- [PROBLEM STATEMENT] Your answer should be every line below that includes the word "CarDataNode".

Component data from apps and pages:
__________________________________________________

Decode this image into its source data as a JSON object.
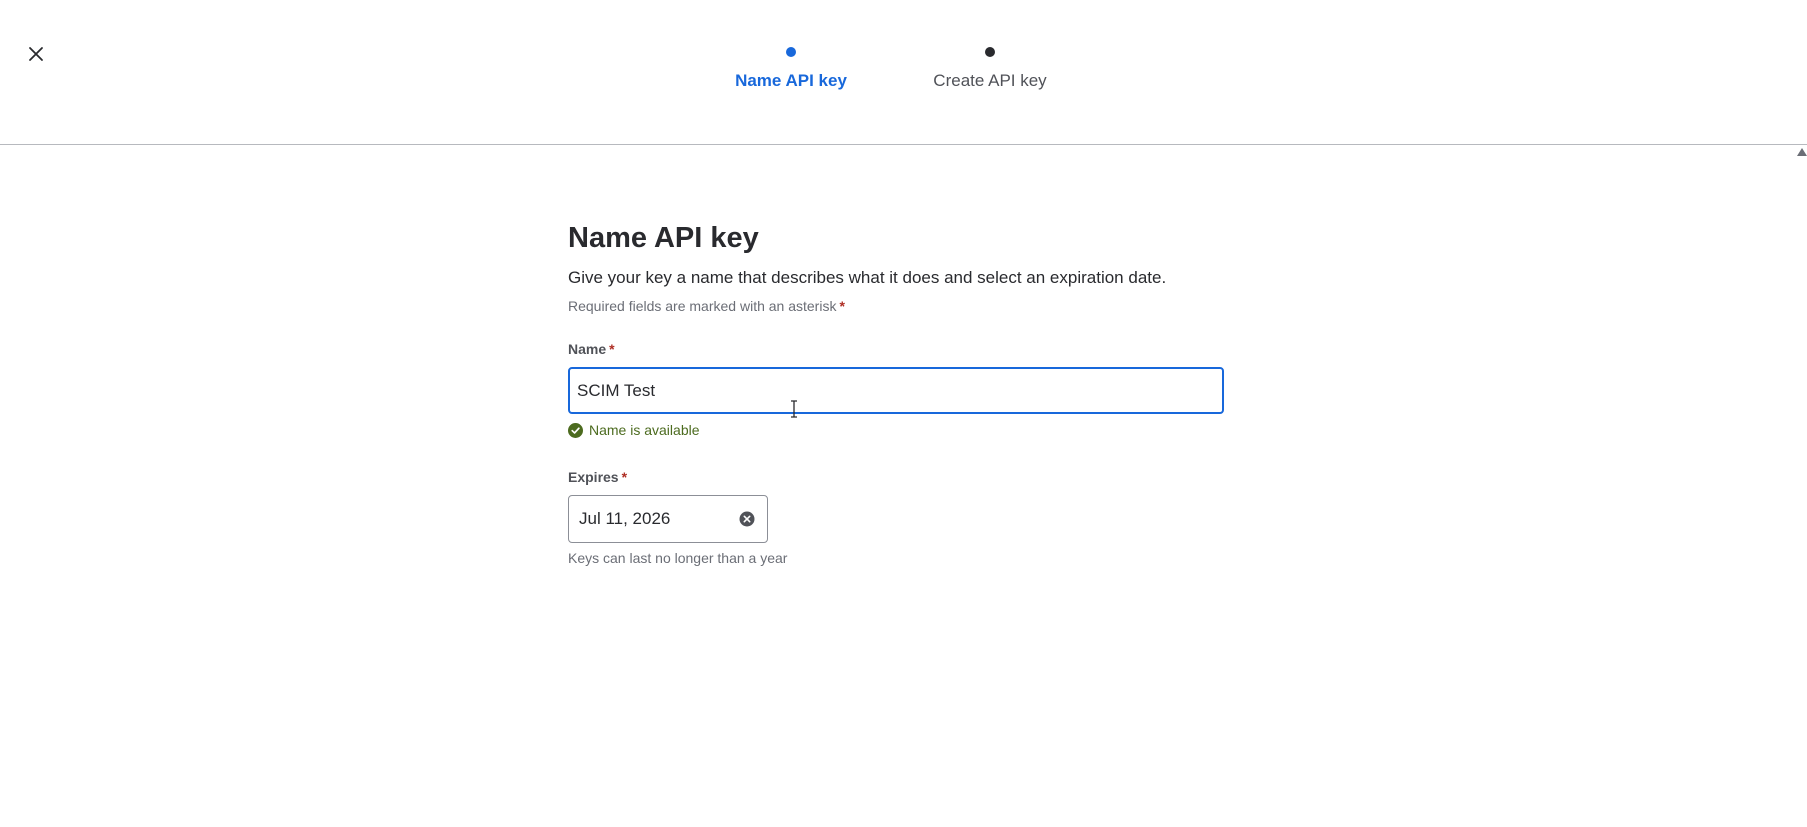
{
  "stepper": {
    "steps": [
      {
        "label": "Name API key",
        "active": true
      },
      {
        "label": "Create API key",
        "active": false
      }
    ]
  },
  "form": {
    "title": "Name API key",
    "description": "Give your key a name that describes what it does and select an expiration date.",
    "required_note": "Required fields are marked with an asterisk",
    "asterisk": "*",
    "name": {
      "label": "Name",
      "value": "SCIM Test",
      "validation": "Name is available"
    },
    "expires": {
      "label": "Expires",
      "value": "Jul 11, 2026",
      "helper": "Keys can last no longer than a year"
    }
  },
  "icons": {
    "close": "close-icon",
    "check": "check-circle-icon",
    "clear": "clear-circle-icon"
  },
  "colors": {
    "accent": "#1868db",
    "success": "#4c6b1f",
    "required": "#ae2e24",
    "text": "#292a2e",
    "subtle_text": "#6b6e76"
  }
}
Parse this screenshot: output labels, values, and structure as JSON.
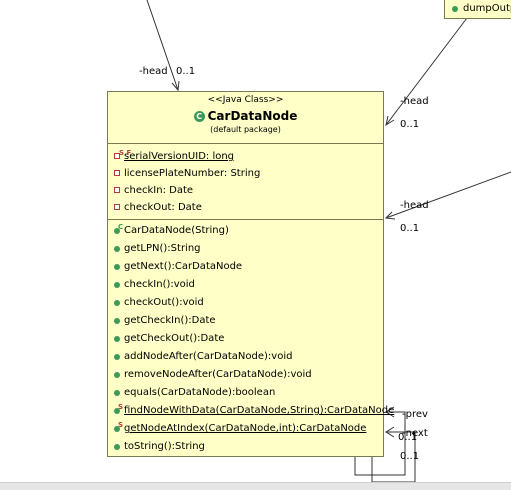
{
  "class": {
    "stereotype": "<<Java Class>>",
    "name": "CarDataNode",
    "icon": "class-c-icon",
    "package": "(default package)",
    "fields": [
      {
        "text": "serialVersionUID: long",
        "visibility": "private",
        "modifiers": "S F",
        "underline": true
      },
      {
        "text": "licensePlateNumber: String",
        "visibility": "private",
        "modifiers": "",
        "underline": false
      },
      {
        "text": "checkIn: Date",
        "visibility": "private",
        "modifiers": "",
        "underline": false
      },
      {
        "text": "checkOut: Date",
        "visibility": "private",
        "modifiers": "",
        "underline": false
      }
    ],
    "methods": [
      {
        "text": "CarDataNode(String)",
        "visibility": "public",
        "modifiers": "C",
        "underline": false
      },
      {
        "text": "getLPN():String",
        "visibility": "public",
        "modifiers": "",
        "underline": false
      },
      {
        "text": "getNext():CarDataNode",
        "visibility": "public",
        "modifiers": "",
        "underline": false
      },
      {
        "text": "checkIn():void",
        "visibility": "public",
        "modifiers": "",
        "underline": false
      },
      {
        "text": "checkOut():void",
        "visibility": "public",
        "modifiers": "",
        "underline": false
      },
      {
        "text": "getCheckIn():Date",
        "visibility": "public",
        "modifiers": "",
        "underline": false
      },
      {
        "text": "getCheckOut():Date",
        "visibility": "public",
        "modifiers": "",
        "underline": false
      },
      {
        "text": "addNodeAfter(CarDataNode):void",
        "visibility": "public",
        "modifiers": "",
        "underline": false
      },
      {
        "text": "removeNodeAfter(CarDataNode):void",
        "visibility": "public",
        "modifiers": "",
        "underline": false
      },
      {
        "text": "equals(CarDataNode):boolean",
        "visibility": "public",
        "modifiers": "",
        "underline": false
      },
      {
        "text": "findNodeWithData(CarDataNode,String):CarDataNode",
        "visibility": "public",
        "modifiers": "S",
        "underline": true
      },
      {
        "text": "getNodeAtIndex(CarDataNode,int):CarDataNode",
        "visibility": "public",
        "modifiers": "S",
        "underline": true
      },
      {
        "text": "toString():String",
        "visibility": "public",
        "modifiers": "",
        "underline": false
      }
    ]
  },
  "peer_class": {
    "method": "dumpOutp"
  },
  "associations": {
    "top_role": "-head",
    "top_mult": "0..1",
    "right1_role": "-head",
    "right1_mult": "0..1",
    "right2_role": "-head",
    "right2_mult": "0..1",
    "self_prev_role": "-prev",
    "self_prev_mult": "0..1",
    "self_next_role": "-next",
    "self_next_mult": "0..1"
  },
  "colors": {
    "class_fill": "#ffffc8",
    "border": "#7a7a52",
    "public_icon": "#3c9a58",
    "private_icon": "#b23c3c"
  }
}
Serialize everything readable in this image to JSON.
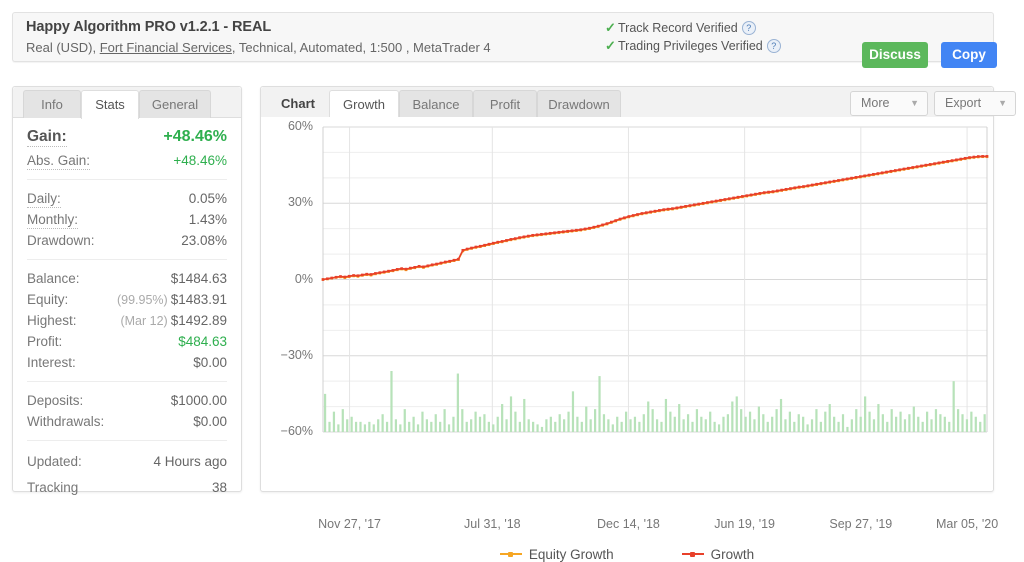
{
  "header": {
    "title": "Happy Algorithm PRO v1.2.1 - REAL",
    "subtitle_prefix": "Real (USD), ",
    "broker_link": "Fort Financial Services",
    "subtitle_suffix": ", Technical, Automated, 1:500 , MetaTrader 4",
    "verifications": [
      {
        "label": "Track Record Verified",
        "icon": "check-icon",
        "help": "?"
      },
      {
        "label": "Trading Privileges Verified",
        "icon": "check-icon",
        "help": "?"
      }
    ],
    "discuss_label": "Discuss",
    "copy_label": "Copy",
    "colors": {
      "discuss": "#5cb85c",
      "copy": "#4285f4",
      "check": "#4caf50"
    }
  },
  "stats_panel": {
    "tabs": [
      {
        "label": "Info",
        "active": false
      },
      {
        "label": "Stats",
        "active": true
      },
      {
        "label": "General",
        "active": false
      }
    ],
    "rows": [
      {
        "label": "Gain:",
        "value": "+48.46%",
        "color": "green",
        "big": true,
        "dotted": true
      },
      {
        "label": "Abs. Gain:",
        "value": "+48.46%",
        "color": "green",
        "dotted": true
      },
      {
        "label": "Daily:",
        "value": "0.05%",
        "dotted": true
      },
      {
        "label": "Monthly:",
        "value": "1.43%",
        "dotted": true
      },
      {
        "label": "Drawdown:",
        "value": "23.08%",
        "dotted": false
      },
      {
        "label": "Balance:",
        "value": "$1484.63"
      },
      {
        "label": "Equity:",
        "prefix": "(99.95%)",
        "value": "$1483.91"
      },
      {
        "label": "Highest:",
        "prefix": "(Mar 12)",
        "value": "$1492.89"
      },
      {
        "label": "Profit:",
        "value": "$484.63",
        "color": "green"
      },
      {
        "label": "Interest:",
        "value": "$0.00"
      },
      {
        "label": "Deposits:",
        "value": "$1000.00"
      },
      {
        "label": "Withdrawals:",
        "value": "$0.00"
      },
      {
        "label": "Updated:",
        "value": "4 Hours ago"
      },
      {
        "label": "Tracking",
        "value": "38"
      }
    ]
  },
  "chart_panel": {
    "section_label": "Chart",
    "tabs": [
      {
        "label": "Growth",
        "active": true
      },
      {
        "label": "Balance",
        "active": false
      },
      {
        "label": "Profit",
        "active": false
      },
      {
        "label": "Drawdown",
        "active": false
      }
    ],
    "more_label": "More",
    "export_label": "Export",
    "arrow": "▼"
  },
  "chart_data": {
    "type": "line",
    "title": "",
    "xlabel": "",
    "ylabel": "",
    "ylim": [
      -60,
      60
    ],
    "yticks": [
      60,
      30,
      0,
      -30,
      -60
    ],
    "ytick_labels": [
      "60%",
      "30%",
      "0%",
      "−30%",
      "−60%"
    ],
    "grid": true,
    "minor_grid_step": 10,
    "legend_position": "bottom",
    "xtick_labels": [
      "Nov 27, '17",
      "Jul 31, '18",
      "Dec 14, '18",
      "Jun 19, '19",
      "Sep 27, '19",
      "Mar 05, '20"
    ],
    "xtick_positions_pct": [
      4,
      25.5,
      46,
      63.5,
      81,
      97
    ],
    "series": [
      {
        "name": "Growth",
        "color": "#e8402a",
        "marker": "dot",
        "values": [
          0.0,
          0.3,
          0.6,
          0.9,
          1.2,
          1.0,
          1.3,
          1.6,
          1.5,
          1.8,
          2.1,
          2.0,
          2.4,
          2.7,
          3.0,
          3.3,
          3.6,
          4.0,
          4.3,
          4.1,
          4.5,
          4.8,
          5.2,
          5.0,
          5.4,
          5.8,
          6.1,
          6.5,
          6.9,
          7.2,
          7.6,
          8.0,
          11.5,
          12.0,
          12.4,
          12.8,
          13.1,
          13.5,
          13.9,
          14.3,
          14.7,
          15.0,
          15.4,
          15.8,
          16.1,
          16.5,
          16.8,
          17.1,
          17.4,
          17.6,
          17.8,
          18.0,
          18.2,
          18.4,
          18.6,
          18.8,
          19.0,
          19.2,
          19.4,
          19.6,
          19.9,
          20.2,
          20.6,
          21.0,
          21.5,
          22.0,
          22.6,
          23.2,
          23.8,
          24.3,
          24.8,
          25.2,
          25.6,
          26.0,
          26.3,
          26.6,
          26.9,
          27.2,
          27.5,
          27.7,
          27.9,
          28.2,
          28.5,
          28.8,
          29.1,
          29.4,
          29.7,
          30.0,
          30.3,
          30.6,
          30.9,
          31.2,
          31.5,
          31.8,
          32.1,
          32.4,
          32.7,
          33.0,
          33.3,
          33.6,
          33.9,
          34.2,
          34.4,
          34.6,
          34.9,
          35.2,
          35.5,
          35.8,
          36.1,
          36.4,
          36.6,
          36.9,
          37.2,
          37.5,
          37.8,
          38.1,
          38.4,
          38.7,
          39.0,
          39.3,
          39.6,
          39.9,
          40.2,
          40.5,
          40.8,
          41.1,
          41.4,
          41.7,
          42.0,
          42.3,
          42.6,
          42.9,
          43.2,
          43.5,
          43.8,
          44.1,
          44.4,
          44.7,
          45.0,
          45.3,
          45.6,
          45.9,
          46.2,
          46.5,
          46.8,
          47.1,
          47.4,
          47.7,
          48.0,
          48.2,
          48.4,
          48.46,
          48.46
        ]
      },
      {
        "name": "Equity Growth",
        "color": "#f6a623",
        "marker": "dot",
        "values": [
          0.0,
          0.2,
          0.5,
          0.8,
          1.0,
          0.7,
          1.1,
          1.4,
          1.2,
          1.6,
          1.9,
          1.7,
          2.2,
          2.5,
          2.8,
          3.1,
          3.4,
          3.8,
          4.1,
          3.8,
          4.3,
          4.6,
          5.0,
          4.7,
          5.2,
          5.6,
          5.9,
          6.3,
          6.7,
          7.0,
          7.4,
          7.8,
          11.2,
          11.8,
          12.2,
          12.6,
          12.9,
          13.3,
          13.7,
          14.1,
          14.5,
          14.8,
          15.2,
          15.6,
          15.9,
          16.3,
          16.6,
          16.9,
          17.2,
          17.4,
          17.6,
          17.8,
          18.0,
          18.2,
          18.4,
          18.6,
          18.8,
          19.0,
          19.2,
          19.4,
          19.7,
          20.0,
          20.4,
          20.8,
          21.3,
          21.8,
          22.4,
          23.0,
          23.6,
          24.1,
          24.6,
          25.0,
          25.4,
          25.8,
          26.1,
          26.4,
          26.7,
          27.0,
          27.3,
          27.5,
          27.7,
          28.0,
          28.3,
          28.6,
          28.9,
          29.2,
          29.5,
          29.8,
          30.1,
          30.4,
          30.7,
          31.0,
          31.3,
          31.6,
          31.9,
          32.2,
          32.5,
          32.8,
          33.1,
          33.4,
          33.7,
          34.0,
          34.2,
          34.4,
          34.7,
          35.0,
          35.3,
          35.6,
          35.9,
          36.2,
          36.4,
          36.7,
          37.0,
          37.3,
          37.6,
          37.9,
          38.2,
          38.5,
          38.8,
          39.1,
          39.4,
          39.7,
          40.0,
          40.3,
          40.6,
          40.9,
          41.2,
          41.5,
          41.8,
          42.1,
          42.4,
          42.7,
          43.0,
          43.3,
          43.6,
          43.9,
          44.2,
          44.5,
          44.8,
          45.1,
          45.4,
          45.7,
          46.0,
          46.3,
          46.6,
          46.9,
          47.2,
          47.5,
          47.8,
          48.0,
          48.2,
          48.3,
          48.3
        ]
      }
    ],
    "bars": {
      "name": "Drawdown bars",
      "color": "#b7e2b9",
      "baseline": -60,
      "values": [
        15,
        4,
        8,
        3,
        9,
        5,
        6,
        4,
        4,
        3,
        4,
        3,
        5,
        7,
        4,
        24,
        5,
        3,
        9,
        4,
        6,
        3,
        8,
        5,
        4,
        7,
        4,
        9,
        3,
        6,
        23,
        9,
        4,
        5,
        8,
        6,
        7,
        4,
        3,
        6,
        11,
        5,
        14,
        8,
        4,
        13,
        5,
        4,
        3,
        2,
        5,
        6,
        4,
        7,
        5,
        8,
        16,
        6,
        4,
        10,
        5,
        9,
        22,
        7,
        5,
        3,
        6,
        4,
        8,
        5,
        6,
        4,
        7,
        12,
        9,
        5,
        4,
        13,
        8,
        6,
        11,
        5,
        7,
        4,
        9,
        6,
        5,
        8,
        4,
        3,
        6,
        7,
        12,
        14,
        9,
        6,
        8,
        5,
        10,
        7,
        4,
        6,
        9,
        13,
        5,
        8,
        4,
        7,
        6,
        3,
        5,
        9,
        4,
        8,
        11,
        6,
        4,
        7,
        2,
        5,
        9,
        6,
        14,
        8,
        5,
        11,
        7,
        4,
        9,
        6,
        8,
        5,
        7,
        10,
        6,
        4,
        8,
        5,
        9,
        7,
        6,
        4,
        20,
        9,
        7,
        5,
        8,
        6,
        4,
        7
      ]
    },
    "legend": [
      {
        "name": "Equity Growth",
        "color": "#f6a623"
      },
      {
        "name": "Growth",
        "color": "#e8402a"
      }
    ]
  }
}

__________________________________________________

- [SOLVED EXERCISE]
    "name": "CarDataNode",
        "text": "CarDataNode(String)",
        "text": "getNext():CarDataNode",
        "text": "addNodeAfter(CarDataNode):void",
        "text": "removeNodeAfter(CarDataNode):void",
        "text": "equals(CarDataNode):boolean",
        "text": "findNodeWithData(CarDataNode,String):CarDataNode",
        "text": "getNodeAtIndex(CarDataNode,int):CarDataNode",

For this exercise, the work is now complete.